I was conversing with my brother not too long ago and, quite naturally, the children and the Grannies of The Granny Cloud crept into it. He has been following the tales https://grannycloudtales.wordpress.com/ and enjoying them. Hopefully that is coming from more than just being a fond brother! In fact, he is the one that got me started off in terms of penning these stories and we have talked occasionally of weaving them into a book. This time, he brought up a really valid concern. He said it ALL sounded wonderful – children that are happy – children that are learning – children becoming self-confident – Grannies with a sense of purpose adding meaning and fulfilment to their lives. Was it really that simple? That easy? Did it all ‘just’ happen?
Of course not! Behind every single ‘success’ – whether it is a successful session, a child who has achieved something they have been striving towards, a lab that functions one more year – month – even day, a Granny who continues to interact with children in many different locations for yet another year, there is a struggle. And it is a big struggle.
It is a fight we give every single day to the technological challenges – of missing audio or visual (sometimes both!), of fluctuating bandwidth that sometimes disappear completely, of limited (sometimes just one!) computers that a host of children ALL want to use… It has meant functioning in locations that don’t have spacious, well-lit and ventilated, specially designed Labs, of interacting with children who start with next to nothing in terms of computer or search skills or even language skills for that matter. (Forget English, I am talking local languages!). It has meant connecting despite weather conditions keeping children from the labs or of home conditions and chores that prevent them from coming, of working alongside coordinators who brought with them little other than the desire to connect. It has meant accepting Grannies having to drop out because of health or family reasons, and communities & school authorities that did not believe it made any sense and at best indulged the children ‘playing games’. It has meant sleepless nights wondering how far we would be able to carry this entirely voluntary effort with no funding, of hours spent waiting for connections to take place, of hours and days mutually supporting in as many ways as we could think of – every member of the team to ensure that the real purpose and essence of the SOLE approach remained undiluted while it took on many different forms. And more….
But that is not our take away….
Not even on days when we have to halt a session for any aspect of the reasons above or the way they pan out on a particular day. Not even when our latest initiative comes under threat because of a major setback and we have to put off the pilot.
What we take away is the memory of a fleeting connection with a smile from the children thrown in as a bonus. What we take away is the effort of a coordinator creating a hotspot with their phone data plan when the regular internet is down. We take away the memory of coordinator running Granny sessions on their tiny mobile phones. What we take away is the involvement of the young girl arriving with her infant brother so she doesn’t have to miss a session. What we take away are ideas shared by other Grannies to help us keep up an ongoing interaction even if it is asynchronous.
What we take away is the laughter of a shared joke, of the thrill we feel when one of our young ones picks up a new word, a new skill. We take away the pride we feel when the children [now grown] reconnect to share how their lives are going. What we take away is the sense of camaraderie with the Granny team, the pleasure in having learned something new ourselves.

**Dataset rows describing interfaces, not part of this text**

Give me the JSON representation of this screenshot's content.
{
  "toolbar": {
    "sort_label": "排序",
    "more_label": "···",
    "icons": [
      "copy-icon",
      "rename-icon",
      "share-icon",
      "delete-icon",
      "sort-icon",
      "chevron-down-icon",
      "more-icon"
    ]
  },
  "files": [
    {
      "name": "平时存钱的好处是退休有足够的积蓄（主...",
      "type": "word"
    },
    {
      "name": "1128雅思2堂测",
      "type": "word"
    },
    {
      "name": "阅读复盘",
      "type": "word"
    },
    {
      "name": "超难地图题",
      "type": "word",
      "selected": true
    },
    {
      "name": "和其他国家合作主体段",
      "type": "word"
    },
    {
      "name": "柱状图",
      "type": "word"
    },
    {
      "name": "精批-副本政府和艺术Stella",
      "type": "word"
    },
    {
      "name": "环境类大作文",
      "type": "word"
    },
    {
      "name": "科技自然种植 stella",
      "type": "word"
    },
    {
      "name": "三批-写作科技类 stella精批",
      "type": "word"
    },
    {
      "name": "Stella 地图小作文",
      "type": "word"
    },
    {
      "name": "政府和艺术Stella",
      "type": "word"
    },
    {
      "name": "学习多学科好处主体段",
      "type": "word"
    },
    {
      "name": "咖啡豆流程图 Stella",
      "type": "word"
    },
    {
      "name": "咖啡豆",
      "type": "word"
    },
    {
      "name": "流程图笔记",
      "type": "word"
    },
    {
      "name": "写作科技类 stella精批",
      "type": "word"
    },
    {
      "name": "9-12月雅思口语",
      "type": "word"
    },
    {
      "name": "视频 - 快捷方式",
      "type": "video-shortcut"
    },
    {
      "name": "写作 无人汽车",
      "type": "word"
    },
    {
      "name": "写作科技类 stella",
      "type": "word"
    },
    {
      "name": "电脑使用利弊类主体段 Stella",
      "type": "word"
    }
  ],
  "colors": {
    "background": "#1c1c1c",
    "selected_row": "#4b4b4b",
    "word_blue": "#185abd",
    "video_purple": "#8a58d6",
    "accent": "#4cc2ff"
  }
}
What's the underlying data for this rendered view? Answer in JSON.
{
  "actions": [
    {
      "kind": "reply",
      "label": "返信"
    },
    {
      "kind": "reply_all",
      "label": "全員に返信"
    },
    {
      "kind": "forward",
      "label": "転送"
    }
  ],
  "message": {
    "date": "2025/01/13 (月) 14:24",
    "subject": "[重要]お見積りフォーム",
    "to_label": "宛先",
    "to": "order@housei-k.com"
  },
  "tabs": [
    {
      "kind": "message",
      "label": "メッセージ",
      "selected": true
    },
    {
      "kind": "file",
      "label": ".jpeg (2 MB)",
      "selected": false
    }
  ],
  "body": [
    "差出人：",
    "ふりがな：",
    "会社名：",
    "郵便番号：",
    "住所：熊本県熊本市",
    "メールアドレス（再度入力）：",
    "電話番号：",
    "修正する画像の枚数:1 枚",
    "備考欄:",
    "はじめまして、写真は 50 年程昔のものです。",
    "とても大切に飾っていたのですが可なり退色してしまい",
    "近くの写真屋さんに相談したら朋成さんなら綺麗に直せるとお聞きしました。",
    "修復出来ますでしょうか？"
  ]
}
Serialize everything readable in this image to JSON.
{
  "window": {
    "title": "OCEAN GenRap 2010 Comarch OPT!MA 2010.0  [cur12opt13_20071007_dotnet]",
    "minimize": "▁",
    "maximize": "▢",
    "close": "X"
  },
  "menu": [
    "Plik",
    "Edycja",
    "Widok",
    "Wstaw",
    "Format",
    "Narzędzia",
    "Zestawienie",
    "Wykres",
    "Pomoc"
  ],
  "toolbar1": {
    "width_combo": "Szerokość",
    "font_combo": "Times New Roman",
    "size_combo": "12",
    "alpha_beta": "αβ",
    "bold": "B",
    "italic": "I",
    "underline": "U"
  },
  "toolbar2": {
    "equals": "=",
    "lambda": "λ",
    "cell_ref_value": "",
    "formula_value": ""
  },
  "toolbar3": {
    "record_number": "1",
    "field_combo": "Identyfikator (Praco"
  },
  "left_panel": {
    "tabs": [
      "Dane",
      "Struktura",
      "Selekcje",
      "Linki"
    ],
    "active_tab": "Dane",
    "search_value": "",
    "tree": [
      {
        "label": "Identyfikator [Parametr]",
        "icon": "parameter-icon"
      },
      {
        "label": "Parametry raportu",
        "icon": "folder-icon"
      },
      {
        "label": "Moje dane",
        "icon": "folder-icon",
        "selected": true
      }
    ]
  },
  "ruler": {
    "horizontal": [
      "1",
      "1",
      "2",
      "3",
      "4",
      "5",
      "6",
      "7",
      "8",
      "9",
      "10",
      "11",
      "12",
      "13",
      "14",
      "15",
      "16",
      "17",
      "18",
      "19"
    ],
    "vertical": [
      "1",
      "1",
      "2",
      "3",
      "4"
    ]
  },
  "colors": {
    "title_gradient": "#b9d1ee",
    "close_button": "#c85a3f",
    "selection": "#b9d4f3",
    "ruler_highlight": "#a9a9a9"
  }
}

What we take away is the replenished energy and enthusiasm we feel when half-dressed and sometimes sleepy eyed we turn on our computers not knowing what’s in store for that day. And so – yes, it will continue to sound wonderful. Our tales will continue to mask the moments of frustration, of fatigue, of doubt, of feeling beaten by circumstances. For what we take away is the joy in having done our little bit. Because at the end of it all, what we take away, despite every struggle, is the realisation that we make a difference…